SPOCK: They’ll not hear this, of course. It’ll be more a sensation of feeling it.
KIRK: As though somebody had put itching powder on their skin.
That’s it! Listening to All Things Must Pass is like I have itching powder on my tender skin! This music can cure spores!
The sounds of sameness (hello, darkness, my old friend) are intensified by George’s obsession with the slide guitar, which he uses on almost every song. Even worse, while some critics who never listened to Ry Cooder or Sonny Landreth fawn over George’s technique, he’s really not a very good slide player, just like he wasn’t much of a lead guitarist. After all, in the long history of The Beatles, the best lead solo appears on “Taxman,” played by none other than . . . Paul McCartney.
Once you take your machete to the sonic swamp and consider the songs on their own merit . . . meh. “If Not for You” is a nice song . . . oh, wait. That was Bob Dylan, wasn’t it? “My Sweet Lord” was a big hit . . . oh, he plagiarized that one (he denied it, saying he actually stole it from a Christian hymn, not from The Ronettes). Oh, well, the celestial background singers ruin it anyway, masking a fairly spirited (sorry!) vocal from George. There are several other tracks devoted to George’s spiritual journey; some are less preachy than others, none are particularly compelling and some are flat out annoying, though I rather like the music on “Beware of Darkness.” Well, we still have twenty-something songs to go!
Five of them are on the third disc, “Apple Jam,” an embarrassing memorial to all who participated. That leaves fifteen . . . no, he gives us two versions of “Isn’t It a Pity” even though the original version was already over seven minutes of repetitive boredom and guilt-inducing lyrics. What else ya got? “Wah Wah” has a bit of spirit, and didn’t George use that to open The Concert for Bangladesh once he stopped force-feeding Ravi Shankar to the crowd? Yeah, I guess that one’s okay. Despite the overproduction, “What Is Life” is a nice tune, free of those dreary diminished chords that George adored. I think the title track has the strongest melody as well as George’s best vocal, and that John and Paul were rather nasty for not letting him include it on Let It Be/Get Back. My favorite song on the album is “Apple Scruffs,” in part because it sounds more real than the others and in part because the harmonic crescendo at the end of the third verse is the most original thing on any of the three discs. On the other hand, he gives us “I Dig Love,” where in Lennonesque fashion he turns the words around for the second verse to “I love dig.” Brilliant, fucking brilliant. The one he co-wrote with Dylan, “I’d Have You Anytime” sounds awfully gloomy for a love song, but I guess it’s okay.

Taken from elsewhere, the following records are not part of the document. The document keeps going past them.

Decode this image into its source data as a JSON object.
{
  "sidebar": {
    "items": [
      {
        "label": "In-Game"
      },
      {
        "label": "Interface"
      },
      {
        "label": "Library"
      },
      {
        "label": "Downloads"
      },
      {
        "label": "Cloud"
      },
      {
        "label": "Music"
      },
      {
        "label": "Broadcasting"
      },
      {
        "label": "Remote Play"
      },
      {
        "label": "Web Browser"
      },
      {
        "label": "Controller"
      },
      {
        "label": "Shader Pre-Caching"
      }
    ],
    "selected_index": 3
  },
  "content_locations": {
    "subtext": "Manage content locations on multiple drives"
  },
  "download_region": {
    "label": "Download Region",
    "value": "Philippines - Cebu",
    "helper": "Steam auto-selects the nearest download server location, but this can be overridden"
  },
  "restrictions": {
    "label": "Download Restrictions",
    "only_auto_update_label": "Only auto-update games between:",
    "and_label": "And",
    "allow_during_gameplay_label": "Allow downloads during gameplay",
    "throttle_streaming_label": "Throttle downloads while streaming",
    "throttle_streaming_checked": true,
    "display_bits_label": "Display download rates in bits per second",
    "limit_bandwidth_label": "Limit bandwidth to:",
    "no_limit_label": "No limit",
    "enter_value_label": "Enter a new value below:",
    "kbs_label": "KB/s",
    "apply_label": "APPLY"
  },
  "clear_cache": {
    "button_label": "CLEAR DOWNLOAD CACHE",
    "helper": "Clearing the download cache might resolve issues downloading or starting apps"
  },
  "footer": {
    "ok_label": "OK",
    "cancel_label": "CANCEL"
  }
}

Very long album, very short review. I hate to be mean to George because I fell for the myth that John and Paul were forever treating him like the kid brother, but I have to call ’em like I hear ’em—just like George Martin did when he told Harrison that “Only a Northern Song” wasn’t good enough for Sgt Pepper (duh). Is All Things Must Pass better than Lennon’s or McCartney’s first efforts? Absolutely. Does that make it a good album? Nope.
Frankly, the best thing George ever did was to serve as Executive Producer of Monty Python’s Life of Brian, my favorite comedy of all time and the best spiritual journey George ever made.